The legend of "The Cult House" is also widely known as "Satanville", "Devil's Road", "Skull Tree Road", and "Cult House Road". As the legend states, the "Cult House" is located off Cossart Road in Pennsbury Township. What the "cult house" actually is varies on who is telling the story, but the two most famous variations are that it's either used as a place of ritual for a satanic cult or it belongs to the estate of the Du Ponts, an extremely wealthy family who have been known to have deranged family members.
It is also rumored that the Ku Klux Klan have had several meetings on this road. The bend where the trees lean away from the road is supposedly where the group have committed several lynchings.
Also on the road is a specific tree known mostly as the "Skull Tree", though other names such as the "Fetus Tree" and the "Devil's Tree" have been given. It is given this name because the tree's roots have grown or eroded in such a way that it now appears to take the shape of a human skull. There have also been numerous accounts of people saying that the trees roots form a hand reaching into the ground, instead of the skull.
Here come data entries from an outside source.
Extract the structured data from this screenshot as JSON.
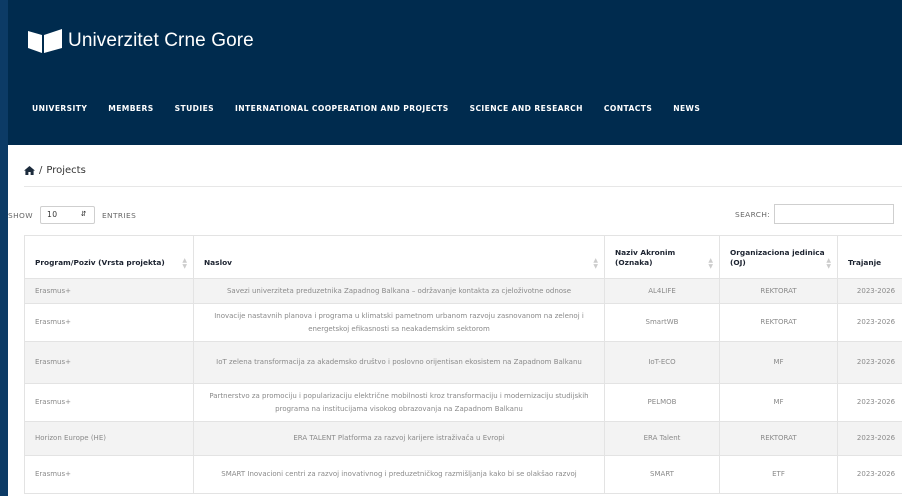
{
  "header": {
    "logo_text": "Univerzitet Crne Gore",
    "nav": [
      "UNIVERSITY",
      "MEMBERS",
      "STUDIES",
      "INTERNATIONAL COOPERATION AND PROJECTS",
      "SCIENCE AND RESEARCH",
      "CONTACTS",
      "NEWS"
    ]
  },
  "breadcrumb": {
    "separator": "/",
    "current": "Projects"
  },
  "controls": {
    "show_label": "SHOW",
    "entries_value": "10",
    "entries_label": "ENTRIES",
    "search_label": "SEARCH:",
    "search_value": ""
  },
  "table": {
    "headers": [
      "Program/Poziv (Vrsta projekta)",
      "Naslov",
      "Naziv Akronim (Oznaka)",
      "Organizaciona jedinica (OJ)",
      "Trajanje"
    ],
    "rows": [
      [
        "Erasmus+",
        "Savezi univerziteta preduzetnika Zapadnog Balkana – održavanje kontakta za cjeloživotne odnose",
        "AL4LIFE",
        "REKTORAT",
        "2023-2026"
      ],
      [
        "Erasmus+",
        "Inovacije nastavnih planova i programa u klimatski pametnom urbanom razvoju zasnovanom na zelenoj i energetskoj efikasnosti sa neakademskim sektorom",
        "SmartWB",
        "REKTORAT",
        "2023-2026"
      ],
      [
        "Erasmus+",
        "IoT zelena transformacija za akademsko društvo i poslovno orijentisan ekosistem na Zapadnom Balkanu",
        "IoT-ECO",
        "MF",
        "2023-2026"
      ],
      [
        "Erasmus+",
        "Partnerstvo za promociju i popularizaciju električne mobilnosti kroz transformaciju i modernizaciju studijskih programa na institucijama visokog obrazovanja na Zapadnom Balkanu",
        "PELMOB",
        "MF",
        "2023-2026"
      ],
      [
        "Horizon Europe (HE)",
        "ERA TALENT Platforma za razvoj karijere istraživača u Evropi",
        "ERA Talent",
        "REKTORAT",
        "2023-2026"
      ],
      [
        "Erasmus+",
        "SMART Inovacioni centri za razvoj inovativnog i preduzetničkog razmišljanja kako bi se olakšao razvoj",
        "SMART",
        "ETF",
        "2023-2026"
      ]
    ]
  }
}
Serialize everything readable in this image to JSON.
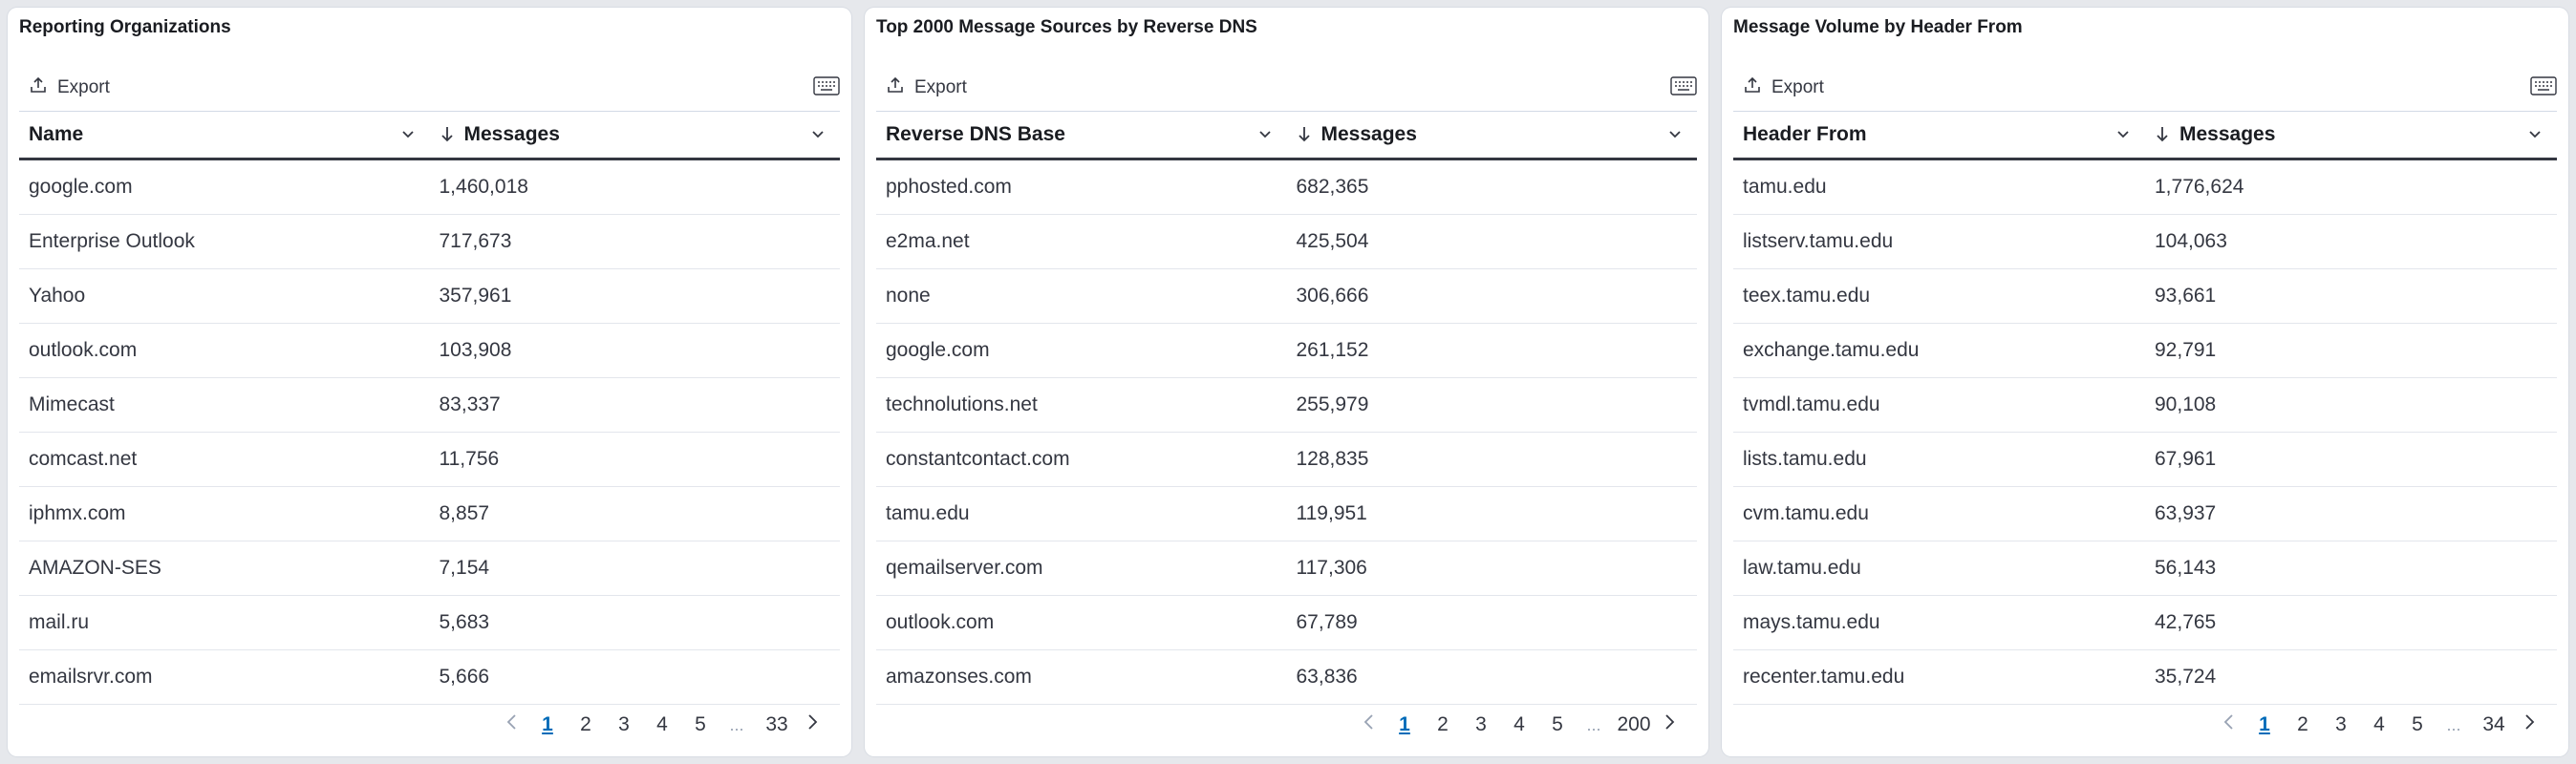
{
  "panels": [
    {
      "title": "Reporting Organizations",
      "export_label": "Export",
      "columns": [
        "Name",
        "Messages"
      ],
      "rows": [
        [
          "google.com",
          "1,460,018"
        ],
        [
          "Enterprise Outlook",
          "717,673"
        ],
        [
          "Yahoo",
          "357,961"
        ],
        [
          "outlook.com",
          "103,908"
        ],
        [
          "Mimecast",
          "83,337"
        ],
        [
          "comcast.net",
          "11,756"
        ],
        [
          "iphmx.com",
          "8,857"
        ],
        [
          "AMAZON-SES",
          "7,154"
        ],
        [
          "mail.ru",
          "5,683"
        ],
        [
          "emailsrvr.com",
          "5,666"
        ]
      ],
      "pages": [
        "1",
        "2",
        "3",
        "4",
        "5"
      ],
      "ellipsis": "...",
      "last_page": "33"
    },
    {
      "title": "Top 2000 Message Sources by Reverse DNS",
      "export_label": "Export",
      "columns": [
        "Reverse DNS Base",
        "Messages"
      ],
      "rows": [
        [
          "pphosted.com",
          "682,365"
        ],
        [
          "e2ma.net",
          "425,504"
        ],
        [
          "none",
          "306,666"
        ],
        [
          "google.com",
          "261,152"
        ],
        [
          "technolutions.net",
          "255,979"
        ],
        [
          "constantcontact.com",
          "128,835"
        ],
        [
          "tamu.edu",
          "119,951"
        ],
        [
          "qemailserver.com",
          "117,306"
        ],
        [
          "outlook.com",
          "67,789"
        ],
        [
          "amazonses.com",
          "63,836"
        ]
      ],
      "pages": [
        "1",
        "2",
        "3",
        "4",
        "5"
      ],
      "ellipsis": "...",
      "last_page": "200"
    },
    {
      "title": "Message Volume by Header From",
      "export_label": "Export",
      "columns": [
        "Header From",
        "Messages"
      ],
      "rows": [
        [
          "tamu.edu",
          "1,776,624"
        ],
        [
          "listserv.tamu.edu",
          "104,063"
        ],
        [
          "teex.tamu.edu",
          "93,661"
        ],
        [
          "exchange.tamu.edu",
          "92,791"
        ],
        [
          "tvmdl.tamu.edu",
          "90,108"
        ],
        [
          "lists.tamu.edu",
          "67,961"
        ],
        [
          "cvm.tamu.edu",
          "63,937"
        ],
        [
          "law.tamu.edu",
          "56,143"
        ],
        [
          "mays.tamu.edu",
          "42,765"
        ],
        [
          "recenter.tamu.edu",
          "35,724"
        ]
      ],
      "pages": [
        "1",
        "2",
        "3",
        "4",
        "5"
      ],
      "ellipsis": "...",
      "last_page": "34"
    }
  ],
  "icons": {
    "export": "export-icon",
    "keyboard": "keyboard-icon",
    "sort": "sort-down-arrow-icon",
    "column_menu": "chevron-down-icon",
    "prev": "chevron-left-icon",
    "next": "chevron-right-icon"
  },
  "colors": {
    "active_page": "#006bb8",
    "header_rule": "#343741",
    "panel_bg": "#ffffff",
    "page_bg": "#e6e8ec"
  }
}
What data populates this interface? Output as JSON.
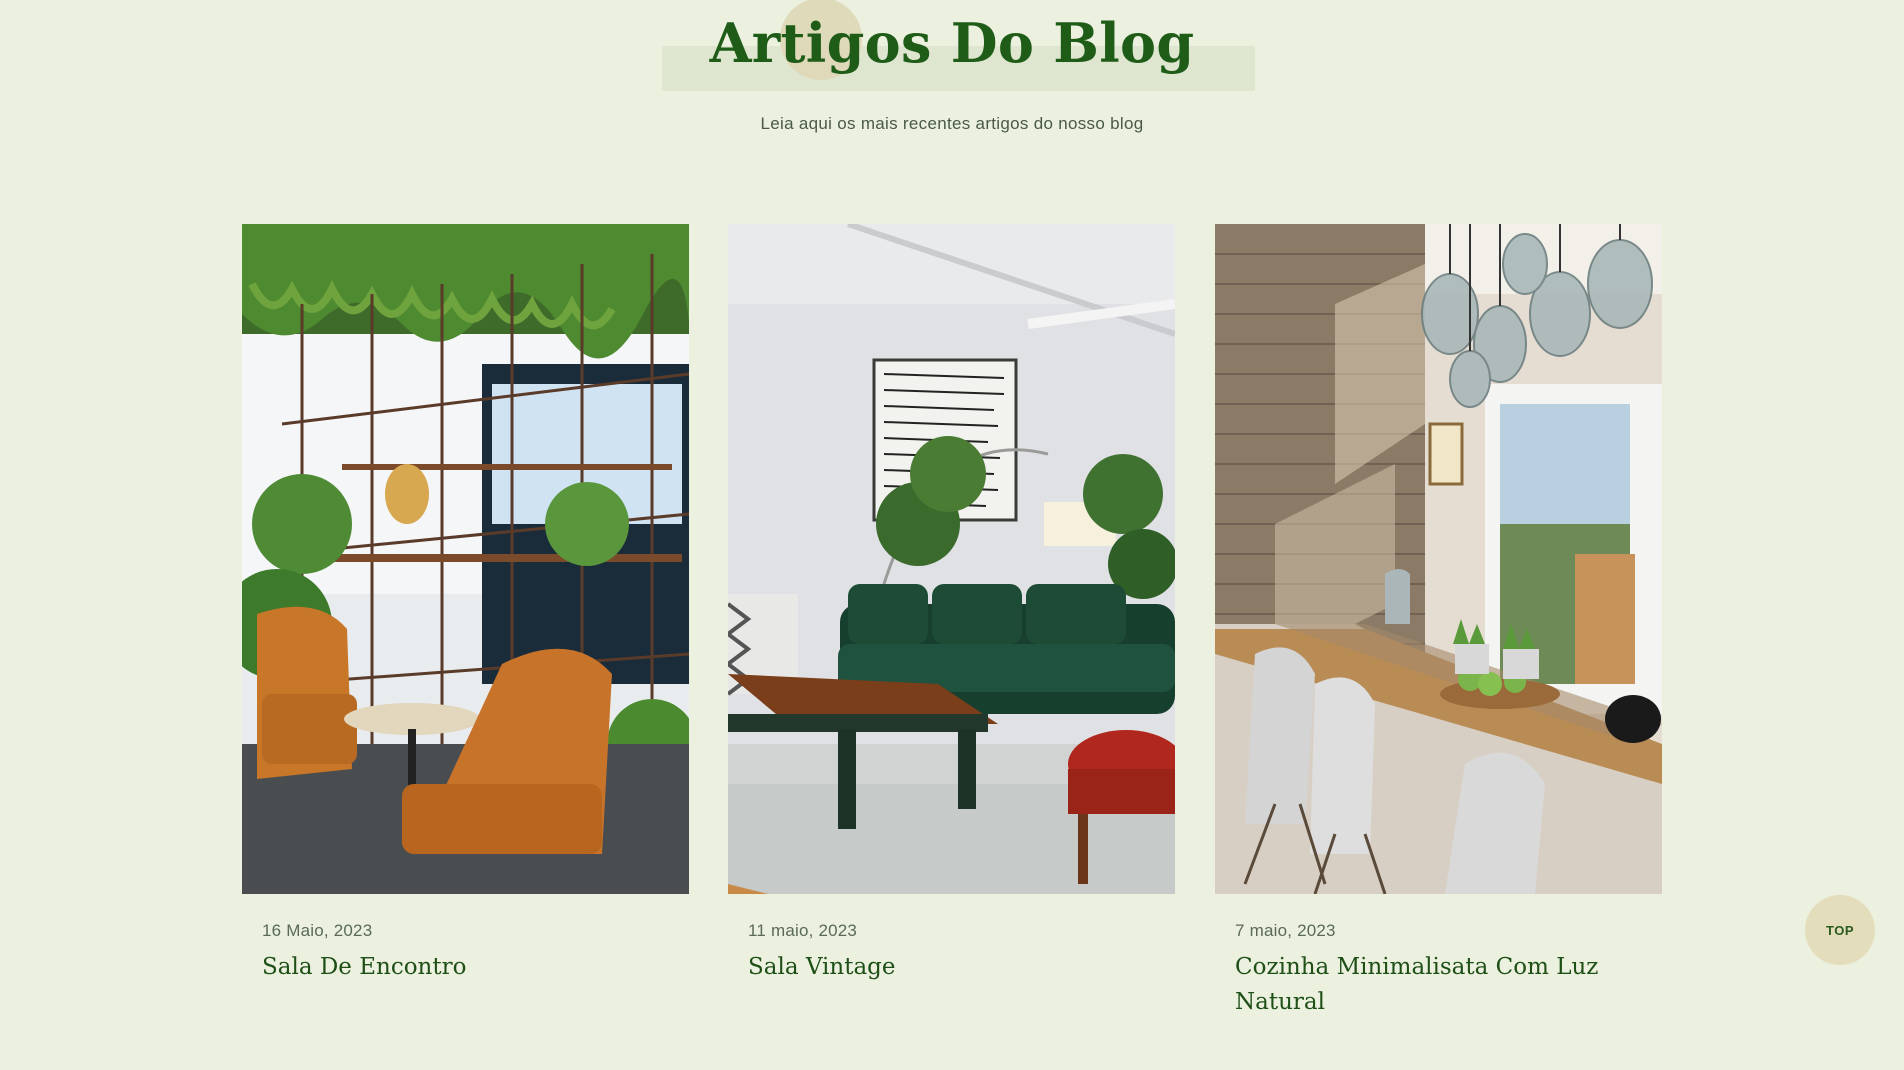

According to Legend, human babies were sacrificed at the base of this tree.
There are hundreds of accounts of people traveling on Cossart Road that end up getting their car followed at tail-gate length, usually by a red pick-up truck or SUV. Though the vehicle's type may change, the story remains usually the same. They are followed by another vehicle with their headlights off, very close to the car. They will usually get followed for the entire road, and sometimes a little on other roads. Most, if not all, can and usually are dismissed as teenage pranks. However, it is also rumored that the trucks often seen intimidating people off the road belong to the security on the road. There are also many accounts of the "security" trucks being able to turn around in the middle of the very small road, which leads to rumors about secret paths or supernatural vehicles, as well as no one being able to clearly see the drivers face.
Explanations for the different legends have been given and many of the myths have been debunked by various different people. The most notable debunking of the legend was a documentary done by the Delaware Valley Paranormal Association, formerly BBH Productionz.
M. Night Shyamalan's film, The Village, was shot in a field off Cossart Road. The spot was chosen because they could not find any other location in their preferred spots.Template:Fact
The Delaware Valley Paranormal Association's (dormerly BBH Productionz) documentary, entitled "The Truth About Cult House", was released on Halloween 2007. The video covers the all the different legends of Cossart Road and claims to prove/disprove the different stories.
Reputedly, parts of the movie At Close Range, based on the true story of the Johnston Gang, were filmed on Cossart Road, and three teenaged murder victims of the gang were shot and buried in a field nearby. See the Wikipedia article "Bruce Johnston (criminal)".
1. The official Website Of the Delaware Valley Paranormal Association[http://www.delvalparanormal.org.